## WHAT IS REQUIRED
Please reproduce the entire listing, character for character.

## ENTRIES SHOWN
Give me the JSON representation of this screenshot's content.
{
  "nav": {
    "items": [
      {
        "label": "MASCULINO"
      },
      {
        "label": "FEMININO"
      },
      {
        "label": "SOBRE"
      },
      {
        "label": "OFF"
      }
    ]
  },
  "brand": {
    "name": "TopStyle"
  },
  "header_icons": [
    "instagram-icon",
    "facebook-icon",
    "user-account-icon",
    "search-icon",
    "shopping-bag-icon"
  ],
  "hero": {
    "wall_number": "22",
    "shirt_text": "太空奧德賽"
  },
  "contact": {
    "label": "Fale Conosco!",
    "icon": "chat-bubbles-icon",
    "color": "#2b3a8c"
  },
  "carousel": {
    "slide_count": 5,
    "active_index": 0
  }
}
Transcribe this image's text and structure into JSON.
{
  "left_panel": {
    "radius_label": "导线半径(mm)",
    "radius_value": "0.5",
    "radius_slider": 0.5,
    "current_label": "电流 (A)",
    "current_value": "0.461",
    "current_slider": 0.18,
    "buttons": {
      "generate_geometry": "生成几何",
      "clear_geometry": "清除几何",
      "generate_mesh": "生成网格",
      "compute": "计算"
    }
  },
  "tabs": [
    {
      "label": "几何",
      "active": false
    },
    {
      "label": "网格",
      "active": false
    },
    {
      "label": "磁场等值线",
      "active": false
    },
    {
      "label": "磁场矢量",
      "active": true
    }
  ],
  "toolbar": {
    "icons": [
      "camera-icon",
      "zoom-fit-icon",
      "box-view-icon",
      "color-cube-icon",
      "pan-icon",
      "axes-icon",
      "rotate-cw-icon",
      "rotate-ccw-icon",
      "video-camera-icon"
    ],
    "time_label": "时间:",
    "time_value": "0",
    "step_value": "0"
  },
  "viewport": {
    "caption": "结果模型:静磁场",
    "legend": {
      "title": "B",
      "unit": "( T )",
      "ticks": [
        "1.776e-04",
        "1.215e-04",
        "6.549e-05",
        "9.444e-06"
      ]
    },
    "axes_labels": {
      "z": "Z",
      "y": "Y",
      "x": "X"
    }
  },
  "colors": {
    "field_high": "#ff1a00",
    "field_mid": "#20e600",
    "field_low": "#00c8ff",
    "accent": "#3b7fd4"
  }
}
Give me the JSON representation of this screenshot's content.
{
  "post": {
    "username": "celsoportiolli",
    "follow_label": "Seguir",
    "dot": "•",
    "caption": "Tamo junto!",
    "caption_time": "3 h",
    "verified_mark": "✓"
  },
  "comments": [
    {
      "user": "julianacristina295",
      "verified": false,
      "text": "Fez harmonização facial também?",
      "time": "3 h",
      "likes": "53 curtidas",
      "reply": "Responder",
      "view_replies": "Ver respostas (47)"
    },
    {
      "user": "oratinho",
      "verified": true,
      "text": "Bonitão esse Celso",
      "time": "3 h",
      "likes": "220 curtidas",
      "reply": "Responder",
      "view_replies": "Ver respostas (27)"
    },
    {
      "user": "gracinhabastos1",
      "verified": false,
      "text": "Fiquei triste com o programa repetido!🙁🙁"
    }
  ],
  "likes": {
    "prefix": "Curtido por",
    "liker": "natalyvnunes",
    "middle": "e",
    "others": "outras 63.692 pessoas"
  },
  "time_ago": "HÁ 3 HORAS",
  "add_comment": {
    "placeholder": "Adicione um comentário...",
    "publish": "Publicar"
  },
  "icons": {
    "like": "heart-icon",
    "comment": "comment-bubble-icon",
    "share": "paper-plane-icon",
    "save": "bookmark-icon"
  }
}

## WRITTEN RESPONSE
Give me the JSON representation of this screenshot's content.
{
  "nav": {
    "items": [
      {
        "label": "MASCULINO"
      },
      {
        "label": "FEMININO"
      },
      {
        "label": "SOBRE"
      },
      {
        "label": "OFF"
      }
    ]
  },
  "brand": {
    "name": "TopStyle"
  },
  "header_icons": [
    "instagram-icon",
    "facebook-icon",
    "user-account-icon",
    "search-icon",
    "shopping-bag-icon"
  ],
  "hero": {
    "wall_number": "22",
    "shirt_text": "太空奧德賽"
  },
  "contact": {
    "label": "Fale Conosco!",
    "icon": "chat-bubbles-icon",
    "color": "#2b3a8c"
  },
  "carousel": {
    "slide_count": 5,
    "active_index": 0
  }
}
Transcribe this image's text and structure into JSON.
{
  "left_panel": {
    "radius_label": "导线半径(mm)",
    "radius_value": "0.5",
    "radius_slider": 0.5,
    "current_label": "电流 (A)",
    "current_value": "0.461",
    "current_slider": 0.18,
    "buttons": {
      "generate_geometry": "生成几何",
      "clear_geometry": "清除几何",
      "generate_mesh": "生成网格",
      "compute": "计算"
    }
  },
  "tabs": [
    {
      "label": "几何",
      "active": false
    },
    {
      "label": "网格",
      "active": false
    },
    {
      "label": "磁场等值线",
      "active": false
    },
    {
      "label": "磁场矢量",
      "active": true
    }
  ],
  "toolbar": {
    "icons": [
      "camera-icon",
      "zoom-fit-icon",
      "box-view-icon",
      "color-cube-icon",
      "pan-icon",
      "axes-icon",
      "rotate-cw-icon",
      "rotate-ccw-icon",
      "video-camera-icon"
    ],
    "time_label": "时间:",
    "time_value": "0",
    "step_value": "0"
  },
  "viewport": {
    "caption": "结果模型:静磁场",
    "legend": {
      "title": "B",
      "unit": "( T )",
      "ticks": [
        "1.776e-04",
        "1.215e-04",
        "6.549e-05",
        "9.444e-06"
      ]
    },
    "axes_labels": {
      "z": "Z",
      "y": "Y",
      "x": "X"
    }
  },
  "colors": {
    "field_high": "#ff1a00",
    "field_mid": "#20e600",
    "field_low": "#00c8ff",
    "accent": "#3b7fd4"
  }
}
Give me the JSON representation of this screenshot's content.
{
  "post": {
    "username": "celsoportiolli",
    "follow_label": "Seguir",
    "dot": "•",
    "caption": "Tamo junto!",
    "caption_time": "3 h",
    "verified_mark": "✓"
  },
  "comments": [
    {
      "user": "julianacristina295",
      "verified": false,
      "text": "Fez harmonização facial também?",
      "time": "3 h",
      "likes": "53 curtidas",
      "reply": "Responder",
      "view_replies": "Ver respostas (47)"
    },
    {
      "user": "oratinho",
      "verified": true,
      "text": "Bonitão esse Celso",
      "time": "3 h",
      "likes": "220 curtidas",
      "reply": "Responder",
      "view_replies": "Ver respostas (27)"
    },
    {
      "user": "gracinhabastos1",
      "verified": false,
      "text": "Fiquei triste com o programa repetido!🙁🙁"
    }
  ],
  "likes": {
    "prefix": "Curtido por",
    "liker": "natalyvnunes",
    "middle": "e",
    "others": "outras 63.692 pessoas"
  },
  "time_ago": "HÁ 3 HORAS",
  "add_comment": {
    "placeholder": "Adicione um comentário...",
    "publish": "Publicar"
  },
  "icons": {
    "like": "heart-icon",
    "comment": "comment-bubble-icon",
    "share": "paper-plane-icon",
    "save": "bookmark-icon"
  }
}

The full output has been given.